Prices of fresh vegetables rose by 24% year-on-year in April as consumers filled up to prepare for potential home orders. Pictured here is a delivery driver for Alibaba’s Hema Fresh supermarket in Beijing on May 10, 2022.
Jade Gao | Afp | Getty pictures
BEIJING ̵[ads1]1; China’s consumer and producer prices rose more than expected in April, according to data from the National Bureau of Statistics published on Wednesday.
The consumer price index rose by 2.1% last month from a year ago, strengthened by an increase in energy and fresh vegetables. The reading topped expectations for a 1.8% increase in a Reuters poll.
April’s figures were also the highest since November’s pressure of 2.3% and well above the 18-month average of 0.9% consumer price inflation. China’s official CPI target for 2022 is “around 3%”.
“The main driver was a rise in food prices due to rising transportation costs and demand from tighter Covid restrictions,” Goldman Sachs analysts said in a report Wednesday.
“In year-over-year terms, we expect CPI inflation to rise and PPI inflation to fall on the bottom,” the report said. “Sequential CPI inflation may moderate in the short term as inflationary pressures from food prices may ease with the improved Covid situation in China.”
Since March, mainland China has tightened travel restrictions and imposed orders to stay at home in many parts of the cities to limit the country’s worst Covid outbreak since early 2020. Controls have prevented many factories from producing at full capacity or moving goods between suppliers and customers.
Prices of fresh vegetables rose by 24% from year to year in April, while prices of fresh fruit increased by 14.1% during that time.

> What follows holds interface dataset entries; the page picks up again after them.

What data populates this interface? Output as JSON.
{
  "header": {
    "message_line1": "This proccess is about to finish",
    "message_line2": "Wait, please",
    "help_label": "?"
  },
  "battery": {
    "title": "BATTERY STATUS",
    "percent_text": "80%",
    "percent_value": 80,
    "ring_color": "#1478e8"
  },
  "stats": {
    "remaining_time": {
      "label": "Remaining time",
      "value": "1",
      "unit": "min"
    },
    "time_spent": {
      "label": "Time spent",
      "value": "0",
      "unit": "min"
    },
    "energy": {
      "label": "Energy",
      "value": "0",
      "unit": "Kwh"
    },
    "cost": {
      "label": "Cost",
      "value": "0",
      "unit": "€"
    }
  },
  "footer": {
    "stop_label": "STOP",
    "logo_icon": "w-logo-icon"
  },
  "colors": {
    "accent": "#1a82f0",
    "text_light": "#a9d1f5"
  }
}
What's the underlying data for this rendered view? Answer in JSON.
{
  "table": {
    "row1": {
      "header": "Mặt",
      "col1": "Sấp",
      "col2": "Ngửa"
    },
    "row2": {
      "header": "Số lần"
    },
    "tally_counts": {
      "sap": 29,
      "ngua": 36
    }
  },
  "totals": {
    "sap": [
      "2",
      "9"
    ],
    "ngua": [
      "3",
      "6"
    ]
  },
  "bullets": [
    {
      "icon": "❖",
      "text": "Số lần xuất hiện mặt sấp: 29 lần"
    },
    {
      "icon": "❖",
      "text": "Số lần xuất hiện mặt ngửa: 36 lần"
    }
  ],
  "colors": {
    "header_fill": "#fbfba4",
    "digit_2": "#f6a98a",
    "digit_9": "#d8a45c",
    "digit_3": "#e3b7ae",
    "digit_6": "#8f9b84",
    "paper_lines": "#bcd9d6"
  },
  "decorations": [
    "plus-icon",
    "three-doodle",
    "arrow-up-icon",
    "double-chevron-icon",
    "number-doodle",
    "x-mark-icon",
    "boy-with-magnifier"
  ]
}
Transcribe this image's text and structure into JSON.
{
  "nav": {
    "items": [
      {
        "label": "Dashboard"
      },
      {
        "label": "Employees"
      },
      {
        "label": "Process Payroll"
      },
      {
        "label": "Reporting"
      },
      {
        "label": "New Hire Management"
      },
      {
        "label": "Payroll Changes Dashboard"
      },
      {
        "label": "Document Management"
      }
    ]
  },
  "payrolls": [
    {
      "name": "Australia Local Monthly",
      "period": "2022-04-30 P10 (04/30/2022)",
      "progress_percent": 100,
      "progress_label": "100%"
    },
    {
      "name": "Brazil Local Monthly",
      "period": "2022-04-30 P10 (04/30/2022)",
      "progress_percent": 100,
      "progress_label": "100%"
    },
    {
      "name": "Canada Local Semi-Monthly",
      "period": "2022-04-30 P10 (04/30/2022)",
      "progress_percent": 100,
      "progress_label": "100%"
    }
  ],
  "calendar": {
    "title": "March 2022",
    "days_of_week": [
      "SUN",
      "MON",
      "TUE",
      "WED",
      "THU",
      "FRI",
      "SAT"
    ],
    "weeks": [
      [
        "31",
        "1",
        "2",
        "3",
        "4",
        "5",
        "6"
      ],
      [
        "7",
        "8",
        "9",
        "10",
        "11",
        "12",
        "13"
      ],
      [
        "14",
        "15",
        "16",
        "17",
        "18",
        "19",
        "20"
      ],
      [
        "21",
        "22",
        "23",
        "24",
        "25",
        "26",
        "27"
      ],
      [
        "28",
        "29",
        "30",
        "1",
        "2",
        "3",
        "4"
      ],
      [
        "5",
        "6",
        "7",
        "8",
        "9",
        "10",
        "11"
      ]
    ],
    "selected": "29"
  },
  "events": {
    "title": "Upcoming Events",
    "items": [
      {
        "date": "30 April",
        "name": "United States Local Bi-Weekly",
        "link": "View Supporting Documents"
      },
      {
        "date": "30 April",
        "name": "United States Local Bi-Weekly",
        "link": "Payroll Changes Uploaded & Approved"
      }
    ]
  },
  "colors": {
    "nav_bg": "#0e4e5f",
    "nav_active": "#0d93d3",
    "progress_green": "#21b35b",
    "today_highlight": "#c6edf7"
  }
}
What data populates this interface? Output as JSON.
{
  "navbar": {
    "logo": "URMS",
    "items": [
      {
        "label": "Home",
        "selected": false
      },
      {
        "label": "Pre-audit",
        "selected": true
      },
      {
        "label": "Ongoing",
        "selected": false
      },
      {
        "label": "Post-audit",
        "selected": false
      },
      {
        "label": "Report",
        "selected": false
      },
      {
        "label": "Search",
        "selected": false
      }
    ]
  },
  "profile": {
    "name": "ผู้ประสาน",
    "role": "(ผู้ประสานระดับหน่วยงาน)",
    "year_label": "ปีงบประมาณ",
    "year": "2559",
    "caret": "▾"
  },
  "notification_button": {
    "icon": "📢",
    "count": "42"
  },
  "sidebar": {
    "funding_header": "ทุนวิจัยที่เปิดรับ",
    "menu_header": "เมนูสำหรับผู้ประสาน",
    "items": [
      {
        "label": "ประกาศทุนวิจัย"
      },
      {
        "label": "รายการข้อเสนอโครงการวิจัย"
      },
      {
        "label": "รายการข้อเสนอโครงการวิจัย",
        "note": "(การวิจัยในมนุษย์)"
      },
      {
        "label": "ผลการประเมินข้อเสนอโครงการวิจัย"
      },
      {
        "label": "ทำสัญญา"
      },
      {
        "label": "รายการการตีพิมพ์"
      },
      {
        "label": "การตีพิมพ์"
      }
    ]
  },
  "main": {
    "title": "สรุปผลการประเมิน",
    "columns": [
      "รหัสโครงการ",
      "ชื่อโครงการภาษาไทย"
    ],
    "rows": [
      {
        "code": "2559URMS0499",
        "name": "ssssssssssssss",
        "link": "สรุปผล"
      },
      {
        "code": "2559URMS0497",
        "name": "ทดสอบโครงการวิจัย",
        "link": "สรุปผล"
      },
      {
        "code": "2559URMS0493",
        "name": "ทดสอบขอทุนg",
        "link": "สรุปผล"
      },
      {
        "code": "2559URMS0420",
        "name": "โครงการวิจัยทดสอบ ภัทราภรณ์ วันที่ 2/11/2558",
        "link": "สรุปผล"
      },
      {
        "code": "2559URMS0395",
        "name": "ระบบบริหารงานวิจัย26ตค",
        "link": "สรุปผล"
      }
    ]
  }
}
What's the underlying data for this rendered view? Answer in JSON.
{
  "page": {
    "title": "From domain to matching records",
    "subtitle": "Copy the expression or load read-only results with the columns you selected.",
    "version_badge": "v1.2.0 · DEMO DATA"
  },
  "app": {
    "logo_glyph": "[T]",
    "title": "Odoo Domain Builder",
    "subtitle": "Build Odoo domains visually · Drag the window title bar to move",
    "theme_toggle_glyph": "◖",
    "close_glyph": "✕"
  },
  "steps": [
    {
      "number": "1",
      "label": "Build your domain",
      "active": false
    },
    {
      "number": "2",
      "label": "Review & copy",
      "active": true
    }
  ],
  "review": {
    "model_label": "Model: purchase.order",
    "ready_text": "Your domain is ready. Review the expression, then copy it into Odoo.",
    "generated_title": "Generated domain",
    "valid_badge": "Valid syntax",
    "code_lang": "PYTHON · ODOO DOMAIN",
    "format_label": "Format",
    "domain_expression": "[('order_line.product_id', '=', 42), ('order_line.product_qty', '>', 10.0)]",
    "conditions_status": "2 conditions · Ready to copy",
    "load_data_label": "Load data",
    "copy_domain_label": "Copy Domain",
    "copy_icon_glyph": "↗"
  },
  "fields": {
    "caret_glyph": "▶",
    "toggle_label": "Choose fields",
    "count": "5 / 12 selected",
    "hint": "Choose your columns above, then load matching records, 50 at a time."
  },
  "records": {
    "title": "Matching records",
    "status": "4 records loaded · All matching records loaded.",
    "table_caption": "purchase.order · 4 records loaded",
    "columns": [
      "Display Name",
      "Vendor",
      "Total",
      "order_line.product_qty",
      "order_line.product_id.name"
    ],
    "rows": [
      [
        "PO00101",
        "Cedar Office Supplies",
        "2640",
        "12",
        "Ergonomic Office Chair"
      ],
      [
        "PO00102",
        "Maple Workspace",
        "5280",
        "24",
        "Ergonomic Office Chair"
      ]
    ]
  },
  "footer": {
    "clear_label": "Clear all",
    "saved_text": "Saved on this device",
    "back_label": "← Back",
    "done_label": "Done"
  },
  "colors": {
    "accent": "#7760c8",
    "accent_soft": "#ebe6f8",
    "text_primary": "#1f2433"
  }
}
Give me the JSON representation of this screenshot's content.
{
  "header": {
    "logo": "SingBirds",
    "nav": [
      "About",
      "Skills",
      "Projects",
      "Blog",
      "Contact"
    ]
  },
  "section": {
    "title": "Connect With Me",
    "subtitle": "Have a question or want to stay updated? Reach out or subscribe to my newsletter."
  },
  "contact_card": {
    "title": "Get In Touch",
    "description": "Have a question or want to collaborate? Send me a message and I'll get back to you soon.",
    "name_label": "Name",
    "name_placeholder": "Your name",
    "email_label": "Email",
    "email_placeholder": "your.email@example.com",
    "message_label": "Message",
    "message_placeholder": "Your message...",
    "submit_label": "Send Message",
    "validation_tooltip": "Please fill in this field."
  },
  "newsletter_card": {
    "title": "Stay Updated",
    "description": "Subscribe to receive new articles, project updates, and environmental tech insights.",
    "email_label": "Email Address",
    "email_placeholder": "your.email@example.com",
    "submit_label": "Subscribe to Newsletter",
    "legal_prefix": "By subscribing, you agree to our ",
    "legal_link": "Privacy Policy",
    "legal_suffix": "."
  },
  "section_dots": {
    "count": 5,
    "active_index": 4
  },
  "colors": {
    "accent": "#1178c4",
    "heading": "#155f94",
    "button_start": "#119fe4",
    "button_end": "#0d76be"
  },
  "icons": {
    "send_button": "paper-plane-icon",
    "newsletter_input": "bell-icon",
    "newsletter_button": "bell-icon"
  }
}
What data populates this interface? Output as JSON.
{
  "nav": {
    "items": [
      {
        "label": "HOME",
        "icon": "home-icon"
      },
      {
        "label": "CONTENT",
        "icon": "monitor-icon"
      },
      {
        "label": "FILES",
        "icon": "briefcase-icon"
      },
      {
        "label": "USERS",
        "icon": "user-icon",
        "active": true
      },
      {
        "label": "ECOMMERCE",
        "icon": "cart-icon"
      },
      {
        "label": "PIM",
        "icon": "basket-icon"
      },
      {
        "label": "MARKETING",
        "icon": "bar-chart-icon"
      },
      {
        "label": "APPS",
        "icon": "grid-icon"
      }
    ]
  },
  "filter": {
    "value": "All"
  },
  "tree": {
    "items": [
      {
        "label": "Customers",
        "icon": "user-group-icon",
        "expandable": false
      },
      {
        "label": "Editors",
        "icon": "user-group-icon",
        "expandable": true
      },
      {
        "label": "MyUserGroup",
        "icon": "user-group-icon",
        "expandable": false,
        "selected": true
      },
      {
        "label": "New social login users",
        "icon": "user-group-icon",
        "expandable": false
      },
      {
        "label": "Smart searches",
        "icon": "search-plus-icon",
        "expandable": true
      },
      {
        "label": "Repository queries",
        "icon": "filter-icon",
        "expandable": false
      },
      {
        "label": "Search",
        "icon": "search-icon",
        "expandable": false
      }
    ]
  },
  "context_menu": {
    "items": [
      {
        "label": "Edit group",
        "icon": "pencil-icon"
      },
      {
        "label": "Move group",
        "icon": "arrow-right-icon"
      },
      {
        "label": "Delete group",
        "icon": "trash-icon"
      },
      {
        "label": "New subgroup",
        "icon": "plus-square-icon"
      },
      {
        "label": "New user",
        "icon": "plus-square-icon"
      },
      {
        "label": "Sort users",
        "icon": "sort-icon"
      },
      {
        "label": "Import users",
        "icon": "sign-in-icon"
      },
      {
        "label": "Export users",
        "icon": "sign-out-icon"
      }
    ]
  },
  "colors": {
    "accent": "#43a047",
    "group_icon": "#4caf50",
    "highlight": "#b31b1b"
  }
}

Pork prices, a major contributor to China’s CPI, showed a relatively rare increase of 1.5% from the previous month for a more moderate fall of 33.3% from year to year.
Fuel prices for transport rose by 28.4% from the previous year, reflecting recent increases in oil and commodity prices.
Weak consumer demand
However, China’s rising consumer price index does not mean that locals are facing the same pressure as Americans.
US consumer prices have risen the most since the early 1980s, even when food and energy were removed. The April figure, which comes later on Wednesday, is estimated to stay close to the decade-high increase of 8.5% seen in March.
In China, excluding food and energy prices, the consumer price index rose by 0.9% in April from a year ago.
In the longer term, analysts warn that general consumer demand in China remains depressed due to uncertainty about future revenues.
Some companies have even cut prices to attract buyers.
The Caixin Services PMI for April – a monthly sentiment survey – found that companies cut prices at the fastest pace since May 2020, “with a number of firms lowering their fees to attract new business amid subdued demand,” it said in a release.
A similar survey among manufacturers found that despite a sharp increase in production costs, sales prices increased only modestly as companies tried to remain competitive and attract new businesses.
Factory costs are still high
In April, China’s producer price index moderated for the fourth month in a row, rising 8% year-on-year. It was still above Reuters’ forecast for a 7.7 percent increase.
Within PPI, purchase prices rose much faster than so-called factory door prices – the price of goods sold from factories for further production or sale to distributors.
This is an indication that cost pressures are unevenly distributed across industries, said Bruce Pang, head of macro and strategy research at China Renaissance.
He said this means that different companies will face different types of impact on their profit margins.
There is an “urgent need” for monetary and fiscal policy to provide targeted support to companies severely affected by the pandemic, Pang said in Chinese, translated by CNBC.
China’s central bank and other governments have announced a number of measures to support growth in recent weeks, although the extent of these measures has generally disappointed markets.
“Covid shutdowns have eroded the effectiveness of policy easing, dampening demand more than supply,” Morgan Stanley chief economist Robin Xing and a team said in a note Tuesday.
At the end of April, the company cut its GDP target for China to 4.2% based on expectations that Covid controls will disrupt supply chains for longer. This is down from the previous forecast of 4.6 per cent.